Especially between the ages of 30 and 40, many people begin to experience weight gain and age-related changes in body composition. These changes have been associated with a decline in various neural, hormonal, and environmental trophic signals to muscle, leading to a reduction in muscle mass, particularly if people make no attempt to maintain it. Additionally, physical inactivity, hormonal changes, a proinflammatory state, malnutrition, loss of alpha-motor units in the central nervous system, and altered gene expression accelerate the loss of muscle mass and mass-specific strength.5,6 With the onset of muscle loss occurring at such a relatively young age, adding a weight training program sooner rather than later can help individuals get a jump on preserving muscle and a healthy body weight.

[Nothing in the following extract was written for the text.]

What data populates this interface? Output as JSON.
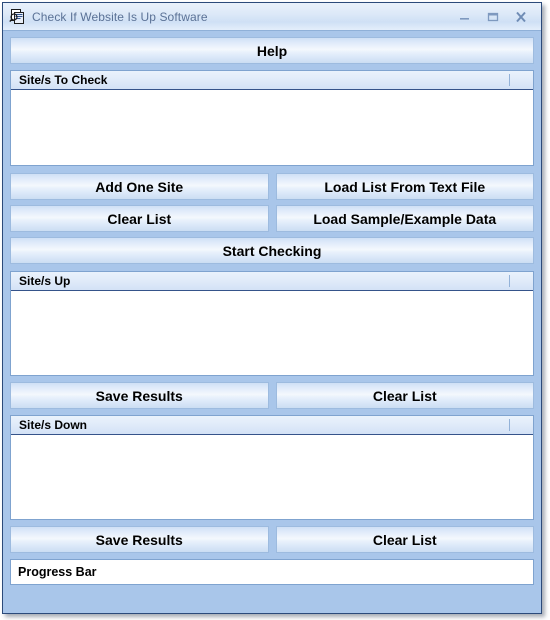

Strength training has been shown to play both preventive and therapeutic roles, producing positive outcomes even for conditions such as peripheral vascular disease. Even with considerations such as choosing, targeting, or modifying exercises based on disease severity or progression as well as adjusting for any physical/physiological limitations, strength training has repeatedly demonstrated a positive effect on reduction, management, and alleviation of and improvement in disease.2

And a strength training program may not improve only “high-profile” diseases, such as the diseases of aging described previously. For example, sarcopenic obesity—labeled a “geriatric syndrome”5—is a condition in which individuals who are overweight experience a progressive loss of muscle mass, resulting in muscle strength that is too low relative to their body size. Clinician interest in further research to discover treatment and management strategies is high. An encouraging note: Recent research demonstrates that strength training can increase, maintain, or slow loss of skeletal muscle mass, rendering weight training a promising and effective antisarcopenic treatment7 that is inexpensive, noninvasive, and without negative side effects.

A Simple Solution
Positive health outcomes such as these make the idea of adding weight training to an exercise program exciting and underscore the importance of suggesting exercise (in all forms) for more than weight management. Some researchers even suggest adopting resistance training as a prescription for public health.7

As clinicians and researchers continue to identify prevention strategies and cures for disease—age related or not—perhaps one of the simplest solutions would be to recommend an hour at the closest gym.

— Cathy Leman, MA, RD, LD, is a nutrition therapist, freelance writer, speaker, and nutrition consultant.


1. Todd J. From milo to milo: A history of barbells, dumbells, and Indian clubs. Iron Game History. 1995;3(6)4-16. Available at:

2. American College of Sports Medicine Position Stand. Exercise and physical activity for older adults. Med Sci Sports Exerc. 1998;30(6):992-1008.

3. Ciccolo JT, Carr LJ, Krupel KL, Longval JL. The role of resistance training in the prevention and treatment of chronic disease. Am J Life Med. 2010;4(4):293-308.

4. Phillips SM. Resistance exercise: Good for more than just Grandma and Grandpa’s muscles. Appl Physiol Nutr Metab. 2007;32(6):1198-1205.

5. Stenholm S, Harris TB, Rantanen T, et al. Sarcopenic obesity: Definition, cause and consequences. Curr Opin Clin Nutr Metab Care. 2008;11(6):693-700.

6. Hellmich N. Get busy if you want to beat the middle-age spread. USA Today. October 11, 2010. Available at:

7. Phillips SM, Winett RA. Uncomplicated resistance training and health-related outcomes: Evidence for a public health mandate. Curr Sports Med Rep. 2010;9(4):208-213.